» EXERCISE OBJECTIVE: Exactly reproduce the line that contains "Read all visible content and emit it as JSON." and all lines after it in the entries below, through the very last line.

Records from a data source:
******************************

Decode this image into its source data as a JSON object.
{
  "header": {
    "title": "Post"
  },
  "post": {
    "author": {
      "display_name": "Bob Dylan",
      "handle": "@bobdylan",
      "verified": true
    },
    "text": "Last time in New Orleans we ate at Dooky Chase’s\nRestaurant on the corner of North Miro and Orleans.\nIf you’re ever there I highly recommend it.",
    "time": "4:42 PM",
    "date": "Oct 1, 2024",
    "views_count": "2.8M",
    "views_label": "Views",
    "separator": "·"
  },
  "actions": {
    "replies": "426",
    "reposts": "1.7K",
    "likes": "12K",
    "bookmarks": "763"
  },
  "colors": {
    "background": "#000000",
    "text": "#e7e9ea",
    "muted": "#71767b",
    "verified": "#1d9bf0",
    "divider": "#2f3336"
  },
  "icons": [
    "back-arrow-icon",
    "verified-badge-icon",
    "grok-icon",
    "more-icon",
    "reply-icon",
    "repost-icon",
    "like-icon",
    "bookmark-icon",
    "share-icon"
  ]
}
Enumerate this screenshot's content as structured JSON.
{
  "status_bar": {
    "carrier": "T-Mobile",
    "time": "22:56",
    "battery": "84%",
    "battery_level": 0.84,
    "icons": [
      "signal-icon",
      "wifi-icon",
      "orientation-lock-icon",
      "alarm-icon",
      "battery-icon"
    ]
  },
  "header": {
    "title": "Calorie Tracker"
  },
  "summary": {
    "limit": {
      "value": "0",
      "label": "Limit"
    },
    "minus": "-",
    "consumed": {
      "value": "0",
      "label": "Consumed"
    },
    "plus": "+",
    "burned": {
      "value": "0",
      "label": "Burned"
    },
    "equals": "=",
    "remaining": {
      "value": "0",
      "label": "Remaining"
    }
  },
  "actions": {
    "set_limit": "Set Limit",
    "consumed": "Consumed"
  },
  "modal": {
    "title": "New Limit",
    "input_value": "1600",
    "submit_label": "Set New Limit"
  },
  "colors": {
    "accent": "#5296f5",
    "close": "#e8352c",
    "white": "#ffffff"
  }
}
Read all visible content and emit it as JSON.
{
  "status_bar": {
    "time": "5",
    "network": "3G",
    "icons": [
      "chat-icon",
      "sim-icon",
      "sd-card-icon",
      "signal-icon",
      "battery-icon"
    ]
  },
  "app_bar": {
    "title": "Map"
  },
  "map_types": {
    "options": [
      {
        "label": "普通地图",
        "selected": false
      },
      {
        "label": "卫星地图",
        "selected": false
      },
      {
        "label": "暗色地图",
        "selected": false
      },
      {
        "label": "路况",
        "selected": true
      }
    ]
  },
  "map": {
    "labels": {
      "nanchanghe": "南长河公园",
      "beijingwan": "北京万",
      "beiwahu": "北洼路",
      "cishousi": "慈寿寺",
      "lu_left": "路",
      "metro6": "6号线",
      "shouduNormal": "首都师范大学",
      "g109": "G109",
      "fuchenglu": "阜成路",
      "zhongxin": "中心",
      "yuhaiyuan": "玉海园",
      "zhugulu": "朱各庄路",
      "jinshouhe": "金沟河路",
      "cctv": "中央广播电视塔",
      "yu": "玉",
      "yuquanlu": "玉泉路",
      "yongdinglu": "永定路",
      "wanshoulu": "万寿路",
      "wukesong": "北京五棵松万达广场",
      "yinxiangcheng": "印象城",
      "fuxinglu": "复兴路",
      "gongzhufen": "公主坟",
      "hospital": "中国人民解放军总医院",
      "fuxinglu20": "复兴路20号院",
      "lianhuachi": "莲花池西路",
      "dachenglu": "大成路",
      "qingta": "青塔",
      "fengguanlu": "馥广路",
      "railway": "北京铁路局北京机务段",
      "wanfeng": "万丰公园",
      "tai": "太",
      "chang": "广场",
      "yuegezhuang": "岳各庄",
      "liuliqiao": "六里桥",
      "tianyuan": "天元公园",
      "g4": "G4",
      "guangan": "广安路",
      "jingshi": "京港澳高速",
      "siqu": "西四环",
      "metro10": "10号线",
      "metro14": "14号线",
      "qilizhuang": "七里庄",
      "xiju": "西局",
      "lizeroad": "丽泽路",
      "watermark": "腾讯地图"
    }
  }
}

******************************

» EXERCISE ANSWER:
Read all visible content and emit it as JSON.
{
  "status_bar": {
    "time": "5",
    "network": "3G",
    "icons": [
      "chat-icon",
      "sim-icon",
      "sd-card-icon",
      "signal-icon",
      "battery-icon"
    ]
  },
  "app_bar": {
    "title": "Map"
  },
  "map_types": {
    "options": [
      {
        "label": "普通地图",
        "selected": false
      },
      {
        "label": "卫星地图",
        "selected": false
      },
      {
        "label": "暗色地图",
        "selected": false
      },
      {
        "label": "路况",
        "selected": true
      }
    ]
  },
  "map": {
    "labels": {
      "nanchanghe": "南长河公园",
      "beijingwan": "北京万",
      "beiwahu": "北洼路",
      "cishousi": "慈寿寺",
      "lu_left": "路",
      "metro6": "6号线",
      "shouduNormal": "首都师范大学",
      "g109": "G109",
      "fuchenglu": "阜成路",
      "zhongxin": "中心",
      "yuhaiyuan": "玉海园",
      "zhugulu": "朱各庄路",
      "jinshouhe": "金沟河路",
      "cctv": "中央广播电视塔",
      "yu": "玉",
      "yuquanlu": "玉泉路",
      "yongdinglu": "永定路",
      "wanshoulu": "万寿路",
      "wukesong": "北京五棵松万达广场",
      "yinxiangcheng": "印象城",
      "fuxinglu": "复兴路",
      "gongzhufen": "公主坟",
      "hospital": "中国人民解放军总医院",
      "fuxinglu20": "复兴路20号院",
      "lianhuachi": "莲花池西路",
      "dachenglu": "大成路",
      "qingta": "青塔",
      "fengguanlu": "馥广路",
      "railway": "北京铁路局北京机务段",
      "wanfeng": "万丰公园",
      "tai": "太",
      "chang": "广场",
      "yuegezhuang": "岳各庄",
      "liuliqiao": "六里桥",
      "tianyuan": "天元公园",
      "g4": "G4",
      "guangan": "广安路",
      "jingshi": "京港澳高速",
      "siqu": "西四环",
      "metro10": "10号线",
      "metro14": "14号线",
      "qilizhuang": "七里庄",
      "xiju": "西局",
      "lizeroad": "丽泽路",
      "watermark": "腾讯地图"
    }
  }
}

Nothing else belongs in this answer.